Salesforce engaged in major lobbying to add storeys to Docklands headquarters
US multinational tech company targeted a Minister, civil servants and advisers
An impression of Salesforce Tower located to the immediate left of the Central Bank’s Docklands headquarters
US multinational tech company Salesforce has engaged in a major lobbying effort for a controversial plan to add extra storeys to its new Docklands headquarters, targeting a Minister, civil servants and advisers.
The company sought to persuade Minister for Housing Eoghan Murphy to join its planning battle with Dublin City Council over the project, telling him his “urgent attention” was needed to provide “greater clarity” on the issue.
The lobbying push is revealed in documents released to The Irish Times under Freedom of Information legislation.
In March, Salesforce’s Ireland country leader Dr David Dempsey wrote to Mr Murphy regarding implementation of new building height guidelines he published in December which lifted maximum building heights in towns and cities.
The company asked the Minister to “provide greater clarity to the local planning authorities about how they should implement these guidelines, with particular regard to how they should currently apply in strategic development zones [SDZS]”.
It comes after a disagreement between the company building the project and Dublin City Council over which rules govern building heights in the capital’s SDZs.
In a High Court action lodged last month, Johnny Ronan’s Ronan Group Real Estate argued that the new guidelines superseded the height caps in the SDZ where the Salesforce Tower is being developed, and that the council had erroneously told its councillors that the SDZ rules still had priority.
“It had been our understanding that the guidelines, as a key national policy, were to be broadly implemented and done so without delay and, therefore, that the guidelines should apply to this application.

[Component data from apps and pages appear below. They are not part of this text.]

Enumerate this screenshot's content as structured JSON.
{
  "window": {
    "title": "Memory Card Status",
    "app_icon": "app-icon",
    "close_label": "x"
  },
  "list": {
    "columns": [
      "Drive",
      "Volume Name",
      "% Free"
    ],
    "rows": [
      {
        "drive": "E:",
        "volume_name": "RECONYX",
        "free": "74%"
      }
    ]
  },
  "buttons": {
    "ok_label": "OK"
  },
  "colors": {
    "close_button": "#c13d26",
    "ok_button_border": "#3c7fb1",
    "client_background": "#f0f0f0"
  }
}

We now understand, however, that there might be the need for the Government to provide further clarifications on the applicability of the guidelines,” Dr Dempsey wrote.
“We would respectfully request that you consider providing greater clarity to address any potential confusion or conflict between the guidelines and the SDZs.”
The company has claimed that it will be able to hire another 1,000 workers if the extra floors are approved. Salesforce asked Mr Murphy to give the matter his “urgent attention…as a decision is due imminently on this specific application”.
Senior civil servant
The documents also show that Salesforce raised the issue with the most senior civil servant in the Department of Business, Enterprise and Innovation. Following a meeting with Salesforce, the secretary general of that department, Orlaigh Quinn, emailed her counterpart in the Department of Housing, saying the company was “experiencing some difficulties/confusion regarding their major building plans for an urban campus”.
“This uncertainty is not helpful, and may impact on their plans to create 1,500 new jobs in Dublin,” she wrote.
Separately, a senior US-based inhouse lobbyist for the firm contacted a special adviser to the Taoiseach, also in March. Eric Loeb wrote to John Carroll asking to discuss the new building heights guidelines.
A Government spokesman said that Mr Loeb provided “an update on Salesforce’s Dublin expansion plans” during the call.
A spokesman for Salesforce had no comment.